Exercise directions:
Your answer should consist only of the records, copied exactly, with the images removed.

Data extracts:
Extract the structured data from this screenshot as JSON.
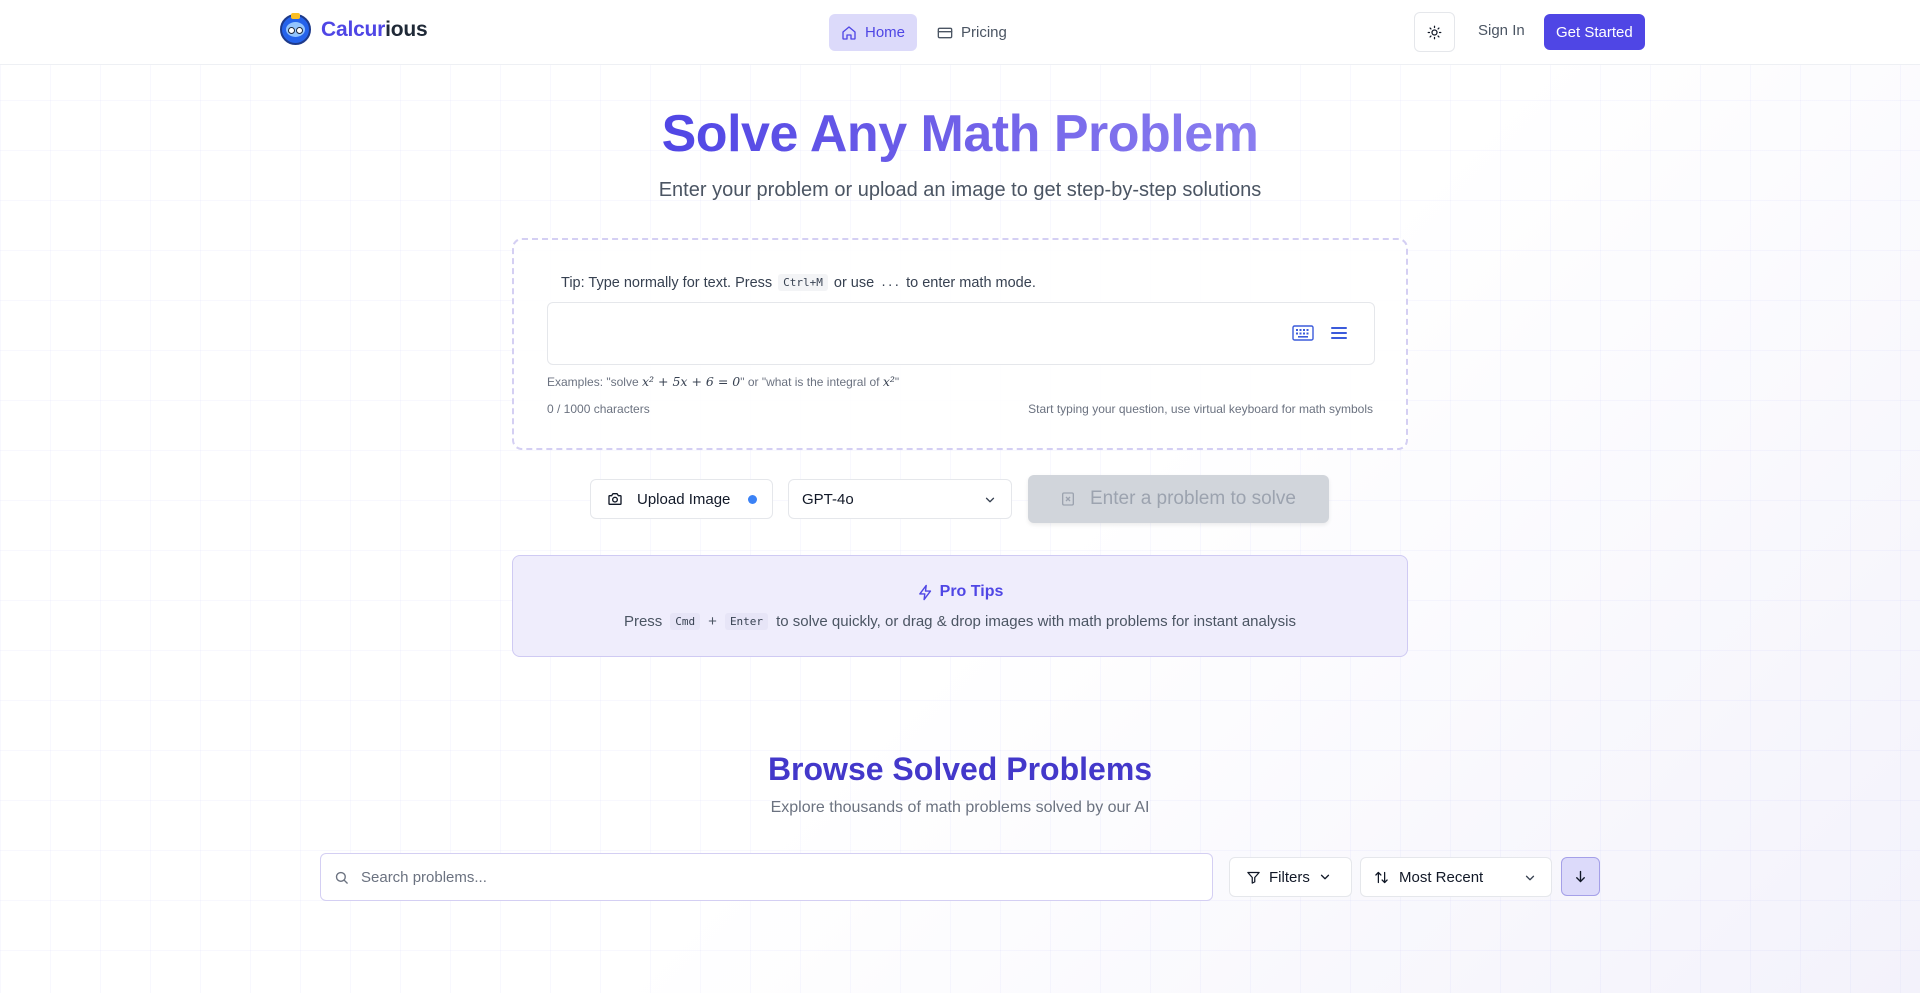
{
  "nav": {
    "brand_part1": "Calcur",
    "brand_part2": "ious",
    "links": [
      {
        "label": "Home",
        "icon": "home-icon",
        "active": true
      },
      {
        "label": "Pricing",
        "icon": "card-icon",
        "active": false
      }
    ],
    "theme_icon": "sun-icon",
    "signin_label": "Sign In",
    "get_started_label": "Get Started"
  },
  "hero": {
    "title": "Solve Any Math Problem",
    "subtitle": "Enter your problem or upload an image to get step-by-step solutions"
  },
  "input_card": {
    "tip_prefix": "Tip: Type normally for text. Press",
    "tip_key": "Ctrl+M",
    "tip_mid": "or use",
    "tip_key2": "...",
    "tip_suffix": "to enter math mode.",
    "examples_prefix": "Examples: \"solve",
    "examples_math1": "x² + 5x + 6 = 0",
    "examples_mid": "\" or \"what is the integral of",
    "examples_math2": "x²",
    "examples_suffix": "\"",
    "char_count": "0 / 1000 characters",
    "hint": "Start typing your question, use virtual keyboard for math symbols"
  },
  "actions": {
    "upload_label": "Upload Image",
    "model_selected": "GPT-4o",
    "solve_label": "Enter a problem to solve"
  },
  "pro_tips": {
    "title": "Pro Tips",
    "press": "Press",
    "key1": "Cmd",
    "plus": "+",
    "key2": "Enter",
    "text": "to solve quickly, or drag & drop images with math problems for instant analysis"
  },
  "browse": {
    "title": "Browse Solved Problems",
    "subtitle": "Explore thousands of math problems solved by our AI",
    "search_placeholder": "Search problems...",
    "filters_label": "Filters",
    "sort_selected": "Most Recent"
  },
  "colors": {
    "accent": "#4f46e5",
    "accent_soft": "#dcdafa",
    "upload_dot": "#3b82f6"
  }
}
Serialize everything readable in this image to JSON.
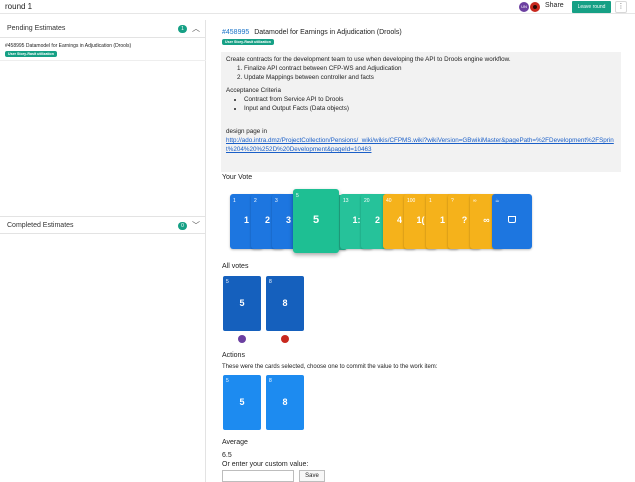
{
  "header": {
    "round_title": "round 1",
    "share_label": "Share",
    "leave_label": "Leave round",
    "more_icon": "vertical-ellipsis-icon",
    "user_initials": "UN"
  },
  "sidebar": {
    "pending": {
      "title": "Pending Estimates",
      "count": "1",
      "items": [
        {
          "title": "#458995 Datamodel for Earnings in Adjudication (Drools)",
          "tag": "User Story-Rasit utilization"
        }
      ]
    },
    "completed": {
      "title": "Completed Estimates",
      "count": "0"
    }
  },
  "work_item": {
    "id": "#458995",
    "title": "Datamodel for Earnings in Adjudication (Drools)",
    "tag": "User Story-Rasit utilization",
    "description": {
      "intro": "Create contracts for the development team to use when developing the API to Drools engine workflow.",
      "steps": [
        "Finalize API contract between CFP-WS and Adjudication",
        "Update Mappings between controller and facts"
      ],
      "criteria_title": "Acceptance Criteria",
      "criteria": [
        "Contract from Service API to Drools",
        "Input and Output Facts (Data objects)"
      ],
      "design_label": "design page in",
      "link": "http://ado.intra.dmz/ProjectCollection/Pensions/_wiki/wikis/CFPMS.wiki?wikiVersion=GBwikiMaster&pagePath=%2FDevelopment%2FSprint%204%20%252D%20Development&pageId=10463"
    }
  },
  "vote": {
    "label": "Your Vote",
    "cards": [
      {
        "corner": "1",
        "center": "1",
        "color": "blue"
      },
      {
        "corner": "2",
        "center": "2",
        "color": "blue"
      },
      {
        "corner": "3",
        "center": "3",
        "color": "blue"
      },
      {
        "corner": "5",
        "center": "5",
        "color": "selected"
      },
      {
        "corner": "8",
        "center": "8",
        "color": "green"
      },
      {
        "corner": "13",
        "center": "1:",
        "color": "green"
      },
      {
        "corner": "20",
        "center": "2",
        "color": "green"
      },
      {
        "corner": "40",
        "center": "4",
        "color": "orange"
      },
      {
        "corner": "100",
        "center": "1(",
        "color": "orange"
      },
      {
        "corner": "1",
        "center": "1",
        "color": "orange"
      },
      {
        "corner": "?",
        "center": "?",
        "color": "orange"
      },
      {
        "corner": "∞",
        "center": "∞",
        "color": "orange"
      },
      {
        "corner": "☕",
        "center": "",
        "color": "blue"
      }
    ]
  },
  "all_votes": {
    "label": "All votes",
    "cards": [
      {
        "corner": "5",
        "center": "5"
      },
      {
        "corner": "8",
        "center": "8"
      }
    ]
  },
  "actions": {
    "label": "Actions",
    "instruction": "These were the cards selected, choose one to commit the value to the work item:",
    "cards": [
      {
        "corner": "5",
        "center": "5"
      },
      {
        "corner": "8",
        "center": "8"
      }
    ]
  },
  "average": {
    "label": "Average",
    "value": "6.5",
    "custom_label": "Or enter your custom value:",
    "custom_value": "",
    "save_label": "Save"
  },
  "colors": {
    "accent": "#16a085",
    "card_blue": "#1d76e0",
    "card_orange": "#f5b21b",
    "card_green": "#26c29a",
    "link": "#1a5fc8"
  }
}
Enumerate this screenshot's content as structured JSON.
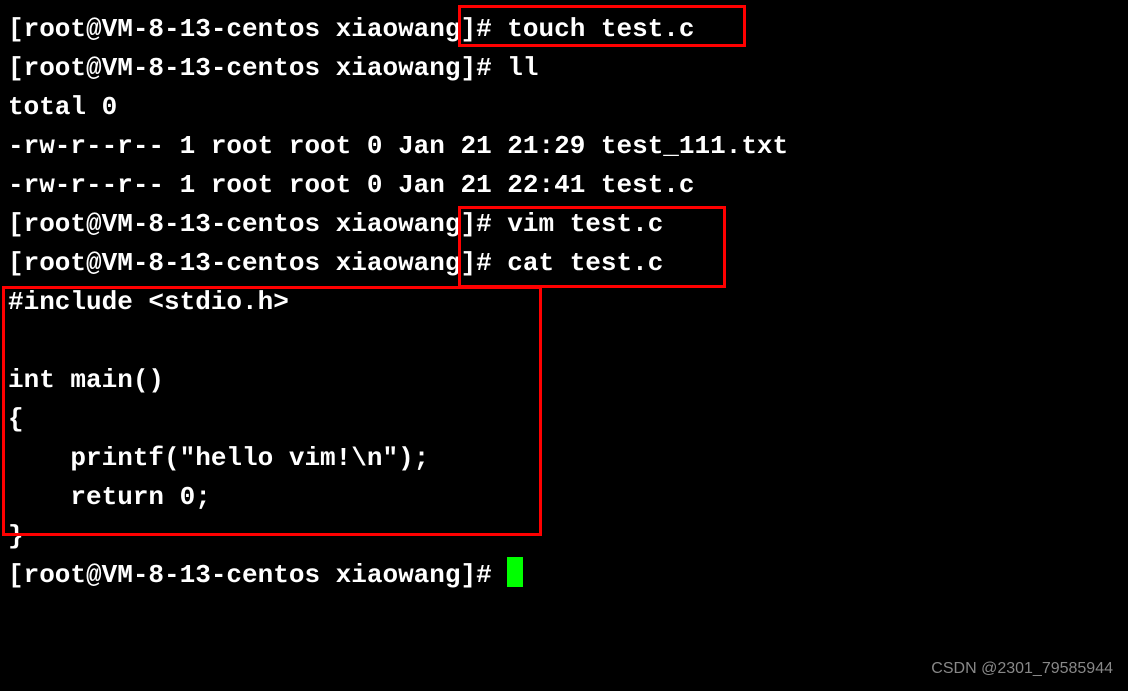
{
  "prompt": "[root@VM-8-13-centos xiaowang]# ",
  "lines": {
    "l1_cmd": "touch test.c",
    "l2_cmd": "ll",
    "l3": "total 0",
    "l4": "-rw-r--r-- 1 root root 0 Jan 21 21:29 test_111.txt",
    "l5": "-rw-r--r-- 1 root root 0 Jan 21 22:41 test.c",
    "l6_cmd": "vim test.c",
    "l7_cmd": "cat test.c",
    "code1": "#include <stdio.h>",
    "code2": "",
    "code3": "int main()",
    "code4": "{",
    "code5": "    printf(\"hello vim!\\n\");",
    "code6": "    return 0;",
    "code7": "}"
  },
  "watermark": "CSDN @2301_79585944"
}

Answer to this exercise:
Extract the structured data from this screenshot as JSON.
{
  "nav": {
    "brand_part1": "Calcur",
    "brand_part2": "ious",
    "links": [
      {
        "label": "Home",
        "icon": "home-icon",
        "active": true
      },
      {
        "label": "Pricing",
        "icon": "card-icon",
        "active": false
      }
    ],
    "theme_icon": "sun-icon",
    "signin_label": "Sign In",
    "get_started_label": "Get Started"
  },
  "hero": {
    "title": "Solve Any Math Problem",
    "subtitle": "Enter your problem or upload an image to get step-by-step solutions"
  },
  "input_card": {
    "tip_prefix": "Tip: Type normally for text. Press",
    "tip_key": "Ctrl+M",
    "tip_mid": "or use",
    "tip_key2": "...",
    "tip_suffix": "to enter math mode.",
    "examples_prefix": "Examples: \"solve",
    "examples_math1": "x² + 5x + 6 = 0",
    "examples_mid": "\" or \"what is the integral of",
    "examples_math2": "x²",
    "examples_suffix": "\"",
    "char_count": "0 / 1000 characters",
    "hint": "Start typing your question, use virtual keyboard for math symbols"
  },
  "actions": {
    "upload_label": "Upload Image",
    "model_selected": "GPT-4o",
    "solve_label": "Enter a problem to solve"
  },
  "pro_tips": {
    "title": "Pro Tips",
    "press": "Press",
    "key1": "Cmd",
    "plus": "+",
    "key2": "Enter",
    "text": "to solve quickly, or drag & drop images with math problems for instant analysis"
  },
  "browse": {
    "title": "Browse Solved Problems",
    "subtitle": "Explore thousands of math problems solved by our AI",
    "search_placeholder": "Search problems...",
    "filters_label": "Filters",
    "sort_selected": "Most Recent"
  },
  "colors": {
    "accent": "#4f46e5",
    "accent_soft": "#dcdafa",
    "upload_dot": "#3b82f6"
  }
}
Serialize everything readable in this image to JSON.
{
  "header": {
    "round_title": "round 1",
    "share_label": "Share",
    "leave_label": "Leave round",
    "more_icon": "vertical-ellipsis-icon",
    "user_initials": "UN"
  },
  "sidebar": {
    "pending": {
      "title": "Pending Estimates",
      "count": "1",
      "items": [
        {
          "title": "#458995 Datamodel for Earnings in Adjudication (Drools)",
          "tag": "User Story-Rasit utilization"
        }
      ]
    },
    "completed": {
      "title": "Completed Estimates",
      "count": "0"
    }
  },
  "work_item": {
    "id": "#458995",
    "title": "Datamodel for Earnings in Adjudication (Drools)",
    "tag": "User Story-Rasit utilization",
    "description": {
      "intro": "Create contracts for the development team to use when developing the API to Drools engine workflow.",
      "steps": [
        "Finalize API contract between CFP-WS and Adjudication",
        "Update Mappings between controller and facts"
      ],
      "criteria_title": "Acceptance Criteria",
      "criteria": [
        "Contract from Service API to Drools",
        "Input and Output Facts (Data objects)"
      ],
      "design_label": "design page in",
      "link": "http://ado.intra.dmz/ProjectCollection/Pensions/_wiki/wikis/CFPMS.wiki?wikiVersion=GBwikiMaster&pagePath=%2FDevelopment%2FSprint%204%20%252D%20Development&pageId=10463"
    }
  },
  "vote": {
    "label": "Your Vote",
    "cards": [
      {
        "corner": "1",
        "center": "1",
        "color": "blue"
      },
      {
        "corner": "2",
        "center": "2",
        "color": "blue"
      },
      {
        "corner": "3",
        "center": "3",
        "color": "blue"
      },
      {
        "corner": "5",
        "center": "5",
        "color": "selected"
      },
      {
        "corner": "8",
        "center": "8",
        "color": "green"
      },
      {
        "corner": "13",
        "center": "1:",
        "color": "green"
      },
      {
        "corner": "20",
        "center": "2",
        "color": "green"
      },
      {
        "corner": "40",
        "center": "4",
        "color": "orange"
      },
      {
        "corner": "100",
        "center": "1(",
        "color": "orange"
      },
      {
        "corner": "1",
        "center": "1",
        "color": "orange"
      },
      {
        "corner": "?",
        "center": "?",
        "color": "orange"
      },
      {
        "corner": "∞",
        "center": "∞",
        "color": "orange"
      },
      {
        "corner": "☕",
        "center": "",
        "color": "blue"
      }
    ]
  },
  "all_votes": {
    "label": "All votes",
    "cards": [
      {
        "corner": "5",
        "center": "5"
      },
      {
        "corner": "8",
        "center": "8"
      }
    ]
  },
  "actions": {
    "label": "Actions",
    "instruction": "These were the cards selected, choose one to commit the value to the work item:",
    "cards": [
      {
        "corner": "5",
        "center": "5"
      },
      {
        "corner": "8",
        "center": "8"
      }
    ]
  },
  "average": {
    "label": "Average",
    "value": "6.5",
    "custom_label": "Or enter your custom value:",
    "custom_value": "",
    "save_label": "Save"
  },
  "colors": {
    "accent": "#16a085",
    "card_blue": "#1d76e0",
    "card_orange": "#f5b21b",
    "card_green": "#26c29a",
    "link": "#1a5fc8"
  }
}
Enumerate this screenshot's content as structured JSON.
{
  "prompt": "[root@VM-8-13-centos xiaowang]# ",
  "lines": {
    "l1_cmd": "touch test.c",
    "l2_cmd": "ll",
    "l3": "total 0",
    "l4": "-rw-r--r-- 1 root root 0 Jan 21 21:29 test_111.txt",
    "l5": "-rw-r--r-- 1 root root 0 Jan 21 22:41 test.c",
    "l6_cmd": "vim test.c",
    "l7_cmd": "cat test.c",
    "code1": "#include <stdio.h>",
    "code2": "",
    "code3": "int main()",
    "code4": "{",
    "code5": "    printf(\"hello vim!\\n\");",
    "code6": "    return 0;",
    "code7": "}"
  },
  "watermark": "CSDN @2301_79585944"
}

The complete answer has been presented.